**Task**
What is needed is an exact copy of all the records.

**Website and app data records**
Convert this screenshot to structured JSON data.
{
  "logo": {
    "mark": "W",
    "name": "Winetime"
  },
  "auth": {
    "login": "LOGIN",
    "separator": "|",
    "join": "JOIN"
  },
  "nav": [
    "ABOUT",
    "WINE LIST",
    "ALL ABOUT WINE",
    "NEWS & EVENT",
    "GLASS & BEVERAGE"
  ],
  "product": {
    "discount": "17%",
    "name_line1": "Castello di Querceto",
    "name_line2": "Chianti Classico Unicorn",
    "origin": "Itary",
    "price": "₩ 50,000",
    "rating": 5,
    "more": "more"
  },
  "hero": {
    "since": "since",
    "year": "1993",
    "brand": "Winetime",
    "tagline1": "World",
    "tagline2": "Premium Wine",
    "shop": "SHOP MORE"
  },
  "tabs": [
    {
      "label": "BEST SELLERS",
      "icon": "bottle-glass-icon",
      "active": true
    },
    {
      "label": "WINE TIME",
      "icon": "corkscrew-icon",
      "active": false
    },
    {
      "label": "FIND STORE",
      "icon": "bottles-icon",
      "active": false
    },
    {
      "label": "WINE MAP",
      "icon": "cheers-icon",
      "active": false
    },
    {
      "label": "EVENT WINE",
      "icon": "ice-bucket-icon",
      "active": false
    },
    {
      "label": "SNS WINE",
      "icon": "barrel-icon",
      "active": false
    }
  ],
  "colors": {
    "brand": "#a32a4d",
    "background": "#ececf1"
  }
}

**Exercise response**
Convert this screenshot to structured JSON data.
{
  "logo": {
    "mark": "W",
    "name": "Winetime"
  },
  "auth": {
    "login": "LOGIN",
    "separator": "|",
    "join": "JOIN"
  },
  "nav": [
    "ABOUT",
    "WINE LIST",
    "ALL ABOUT WINE",
    "NEWS & EVENT",
    "GLASS & BEVERAGE"
  ],
  "product": {
    "discount": "17%",
    "name_line1": "Castello di Querceto",
    "name_line2": "Chianti Classico Unicorn",
    "origin": "Itary",
    "price": "₩ 50,000",
    "rating": 5,
    "more": "more"
  },
  "hero": {
    "since": "since",
    "year": "1993",
    "brand": "Winetime",
    "tagline1": "World",
    "tagline2": "Premium Wine",
    "shop": "SHOP MORE"
  },
  "tabs": [
    {
      "label": "BEST SELLERS",
      "icon": "bottle-glass-icon",
      "active": true
    },
    {
      "label": "WINE TIME",
      "icon": "corkscrew-icon",
      "active": false
    },
    {
      "label": "FIND STORE",
      "icon": "bottles-icon",
      "active": false
    },
    {
      "label": "WINE MAP",
      "icon": "cheers-icon",
      "active": false
    },
    {
      "label": "EVENT WINE",
      "icon": "ice-bucket-icon",
      "active": false
    },
    {
      "label": "SNS WINE",
      "icon": "barrel-icon",
      "active": false
    }
  ],
  "colors": {
    "brand": "#a32a4d",
    "background": "#ececf1"
  }
}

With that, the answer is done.